Segment Open
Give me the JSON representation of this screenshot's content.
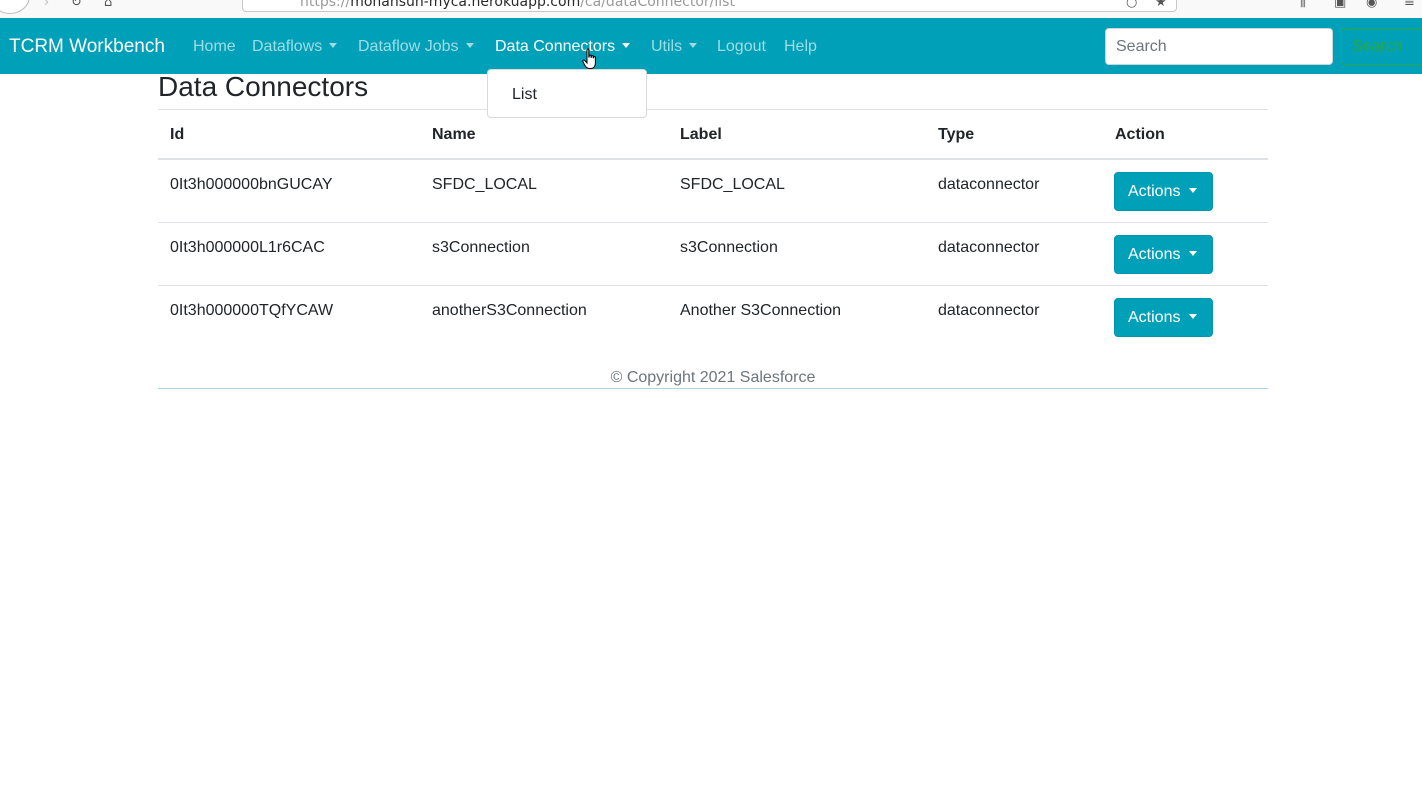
{
  "browser": {
    "url_prefix": "https://",
    "url_host": "mohansun-myca.herokuapp.com",
    "url_path": "/ca/dataConnector/list"
  },
  "navbar": {
    "brand": "TCRM Workbench",
    "items": [
      {
        "label": "Home",
        "has_caret": false,
        "active": false
      },
      {
        "label": "Dataflows",
        "has_caret": true,
        "active": false
      },
      {
        "label": "Dataflow Jobs",
        "has_caret": true,
        "active": false
      },
      {
        "label": "Data Connectors",
        "has_caret": true,
        "active": true
      },
      {
        "label": "Utils",
        "has_caret": true,
        "active": false
      },
      {
        "label": "Logout",
        "has_caret": false,
        "active": false
      },
      {
        "label": "Help",
        "has_caret": false,
        "active": false
      }
    ],
    "search_placeholder": "Search",
    "search_button": "Search"
  },
  "dropdown": {
    "items": [
      "List"
    ]
  },
  "page": {
    "title": "Data Connectors"
  },
  "table": {
    "headers": [
      "Id",
      "Name",
      "Label",
      "Type",
      "Action"
    ],
    "rows": [
      {
        "id": "0It3h000000bnGUCAY",
        "name": "SFDC_LOCAL",
        "label": "SFDC_LOCAL",
        "type": "dataconnector",
        "action": "Actions"
      },
      {
        "id": "0It3h000000L1r6CAC",
        "name": "s3Connection",
        "label": "s3Connection",
        "type": "dataconnector",
        "action": "Actions"
      },
      {
        "id": "0It3h000000TQfYCAW",
        "name": "anotherS3Connection",
        "label": "Another S3Connection",
        "type": "dataconnector",
        "action": "Actions"
      }
    ]
  },
  "footer": {
    "text": "© Copyright 2021 Salesforce"
  },
  "colors": {
    "navbar": "#00a1b8",
    "button": "#00a1b8",
    "search_button": "#28a745"
  }
}
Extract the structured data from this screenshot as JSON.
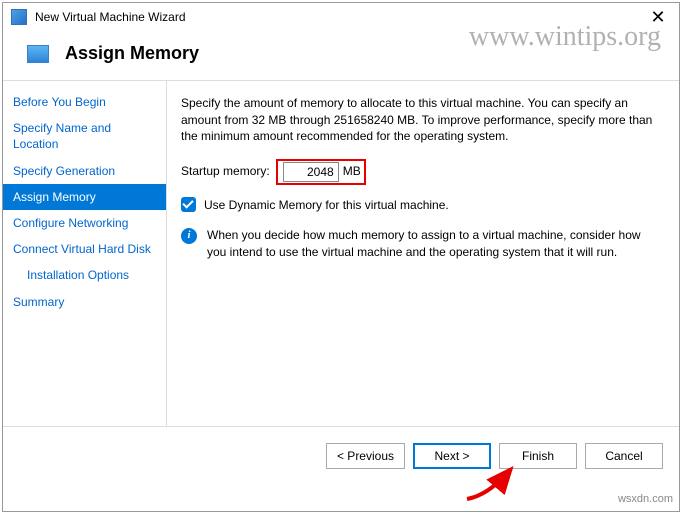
{
  "window": {
    "title": "New Virtual Machine Wizard",
    "close_glyph": "✕"
  },
  "header": {
    "title": "Assign Memory"
  },
  "watermark": "www.wintips.org",
  "watermark2": "wsxdn.com",
  "sidebar": {
    "steps": [
      "Before You Begin",
      "Specify Name and Location",
      "Specify Generation",
      "Assign Memory",
      "Configure Networking",
      "Connect Virtual Hard Disk",
      "Installation Options",
      "Summary"
    ]
  },
  "main": {
    "description": "Specify the amount of memory to allocate to this virtual machine. You can specify an amount from 32 MB through 251658240 MB. To improve performance, specify more than the minimum amount recommended for the operating system.",
    "startup_label": "Startup memory:",
    "startup_value": "2048",
    "startup_unit": "MB",
    "dynamic_label": "Use Dynamic Memory for this virtual machine.",
    "info_text": "When you decide how much memory to assign to a virtual machine, consider how you intend to use the virtual machine and the operating system that it will run."
  },
  "footer": {
    "previous": "< Previous",
    "next": "Next >",
    "finish": "Finish",
    "cancel": "Cancel"
  }
}
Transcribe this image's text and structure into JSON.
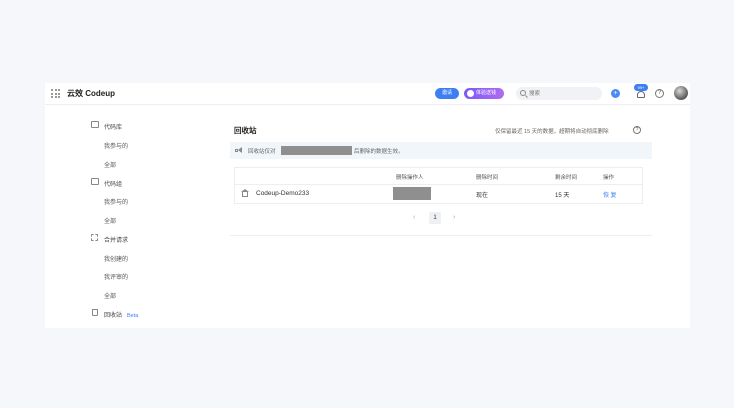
{
  "topbar": {
    "brand": "云效 Codeup",
    "invite_label": "邀请",
    "experience_label": "体验送钱",
    "search_placeholder": "搜索",
    "plus_label": "+",
    "notification_badge": "99+",
    "help_label": "?"
  },
  "sidebar": {
    "sections": [
      {
        "label": "代码库",
        "icon": "repository-icon",
        "items": [
          "我参与的",
          "全部"
        ]
      },
      {
        "label": "代码组",
        "icon": "group-icon",
        "items": [
          "我参与的",
          "全部"
        ]
      },
      {
        "label": "合并请求",
        "icon": "merge-request-icon",
        "items": [
          "我创建的",
          "我评审的",
          "全部"
        ]
      }
    ],
    "recycle": {
      "label": "回收站",
      "badge": "Beta",
      "icon": "trash-icon"
    }
  },
  "main": {
    "title": "回收站",
    "retention_notice": "仅保留最近 15 天的数据，超期将自动彻底删除",
    "help_label": "?",
    "notice_prefix": "回收站仅对",
    "notice_suffix": "后删除的数据生效。",
    "table": {
      "headers": [
        "删除操作人",
        "删除时间",
        "剩余时间",
        "操作"
      ],
      "rows": [
        {
          "name": "Codeup-Demo233",
          "deleted_at": "现在",
          "remaining": "15 天",
          "action": "恢复"
        }
      ]
    },
    "pagination": {
      "prev": "‹",
      "current": "1",
      "next": "›"
    }
  },
  "colors": {
    "accent": "#3d7ff3",
    "page_bg": "#f5f7fb",
    "notice_bg": "#f1f6fb",
    "redaction": "#8f8f8f"
  }
}
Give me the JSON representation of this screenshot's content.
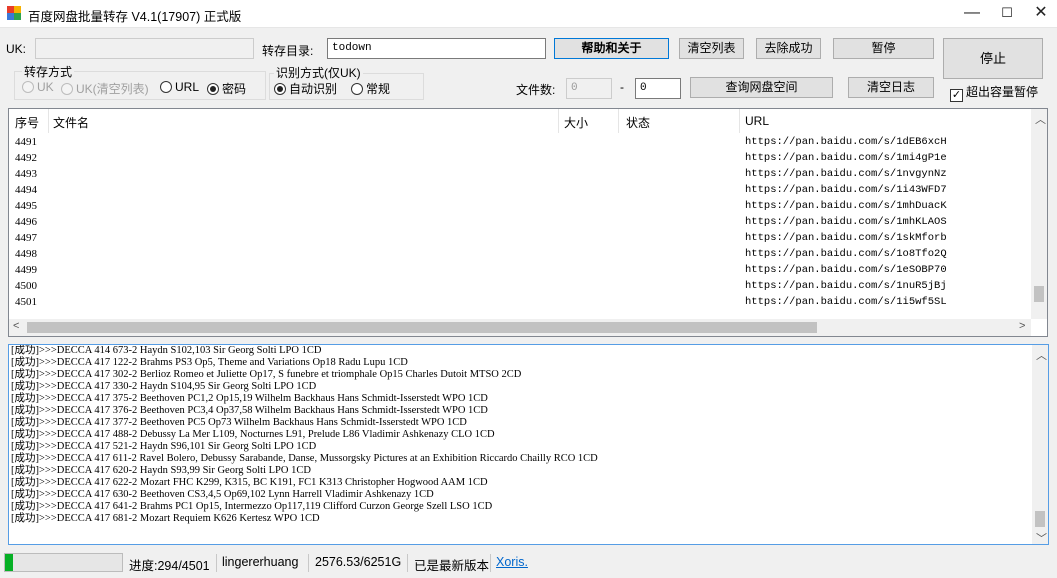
{
  "window": {
    "title": "百度网盘批量转存 V4.1(17907) 正式版",
    "minimize": "—",
    "maximize": "☐",
    "close": "✕"
  },
  "form": {
    "uk_label": "UK:",
    "uk_value": "",
    "dir_label": "转存目录:",
    "dir_value": "todown",
    "help_button": "帮助和关于",
    "clear_list_button": "清空列表",
    "remove_success_button": "去除成功",
    "pause_button": "暂停",
    "stop_button": "停止",
    "mode_group": {
      "title": "转存方式",
      "options": [
        {
          "label": "UK",
          "checked": false,
          "enabled": false
        },
        {
          "label": "UK(清空列表)",
          "checked": false,
          "enabled": false
        },
        {
          "label": "URL",
          "checked": false,
          "enabled": true
        },
        {
          "label": "密码",
          "checked": true,
          "enabled": true
        }
      ]
    },
    "detect_group": {
      "title": "识别方式(仅UK)",
      "options": [
        {
          "label": "自动识别",
          "checked": true
        },
        {
          "label": "常规",
          "checked": false
        }
      ]
    },
    "file_count_label": "文件数:",
    "file_count_from": "0",
    "range_dash": "-",
    "file_count_to": "0",
    "query_space_button": "查询网盘空间",
    "clear_log_button": "清空日志",
    "over_capacity_pause": {
      "label": "超出容量暂停",
      "checked": true
    }
  },
  "list": {
    "columns": [
      "序号",
      "文件名",
      "大小",
      "状态",
      "URL"
    ],
    "rows": [
      {
        "seq": "4491",
        "url": "https://pan.baidu.com/s/1dEB6xcH"
      },
      {
        "seq": "4492",
        "url": "https://pan.baidu.com/s/1mi4gP1e"
      },
      {
        "seq": "4493",
        "url": "https://pan.baidu.com/s/1nvgynNz"
      },
      {
        "seq": "4494",
        "url": "https://pan.baidu.com/s/1i43WFD7"
      },
      {
        "seq": "4495",
        "url": "https://pan.baidu.com/s/1mhDuacK"
      },
      {
        "seq": "4496",
        "url": "https://pan.baidu.com/s/1mhKLAOS"
      },
      {
        "seq": "4497",
        "url": "https://pan.baidu.com/s/1skMforb"
      },
      {
        "seq": "4498",
        "url": "https://pan.baidu.com/s/1o8Tfo2Q"
      },
      {
        "seq": "4499",
        "url": "https://pan.baidu.com/s/1eSOBP70"
      },
      {
        "seq": "4500",
        "url": "https://pan.baidu.com/s/1nuR5jBj"
      },
      {
        "seq": "4501",
        "url": "https://pan.baidu.com/s/1i5wf5SL"
      }
    ]
  },
  "log": {
    "lines": [
      "[成功]>>>DECCA 414 673-2 Haydn S102,103 Sir Georg Solti LPO 1CD",
      "[成功]>>>DECCA 417 122-2 Brahms PS3 Op5, Theme and Variations Op18 Radu Lupu 1CD",
      "[成功]>>>DECCA 417 302-2 Berlioz Romeo et Juliette Op17, S funebre et triomphale Op15 Charles Dutoit MTSO 2CD",
      "[成功]>>>DECCA 417 330-2 Haydn S104,95 Sir Georg Solti LPO 1CD",
      "[成功]>>>DECCA 417 375-2 Beethoven PC1,2 Op15,19 Wilhelm Backhaus Hans Schmidt-Isserstedt WPO 1CD",
      "[成功]>>>DECCA 417 376-2 Beethoven PC3,4 Op37,58 Wilhelm Backhaus Hans Schmidt-Isserstedt WPO 1CD",
      "[成功]>>>DECCA 417 377-2 Beethoven PC5 Op73 Wilhelm Backhaus Hans Schmidt-Isserstedt WPO 1CD",
      "[成功]>>>DECCA 417 488-2 Debussy La Mer L109, Nocturnes L91, Prelude L86 Vladimir Ashkenazy CLO 1CD",
      "[成功]>>>DECCA 417 521-2 Haydn S96,101 Sir Georg Solti LPO 1CD",
      "[成功]>>>DECCA 417 611-2 Ravel Bolero, Debussy Sarabande, Danse, Mussorgsky Pictures at an Exhibition Riccardo Chailly RCO 1CD",
      "[成功]>>>DECCA 417 620-2 Haydn S93,99 Sir Georg Solti LPO 1CD",
      "[成功]>>>DECCA 417 622-2 Mozart FHC K299, K315, BC K191, FC1 K313 Christopher Hogwood AAM 1CD",
      "[成功]>>>DECCA 417 630-2 Beethoven CS3,4,5 Op69,102 Lynn Harrell Vladimir Ashkenazy 1CD",
      "[成功]>>>DECCA 417 641-2 Brahms PC1 Op15, Intermezzo Op117,119 Clifford Curzon George Szell LSO 1CD",
      "[成功]>>>DECCA 417 681-2 Mozart Requiem K626 Kertesz WPO 1CD"
    ]
  },
  "status": {
    "progress_fraction": 0.065,
    "progress_text": "进度:294/4501",
    "user": "lingererhuang",
    "space": "2576.53/6251G",
    "version_status": "已是最新版本",
    "author_link": "Xoris."
  }
}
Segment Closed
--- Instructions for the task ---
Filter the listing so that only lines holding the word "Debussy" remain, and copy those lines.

--- Response to this exercise ---
      "[成功]>>>DECCA 417 488-2 Debussy La Mer L109, Nocturnes L91, Prelude L86 Vladimir Ashkenazy CLO 1CD",
      "[成功]>>>DECCA 417 611-2 Ravel Bolero, Debussy Sarabande, Danse, Mussorgsky Pictures at an Exhibition Riccardo Chailly RCO 1CD",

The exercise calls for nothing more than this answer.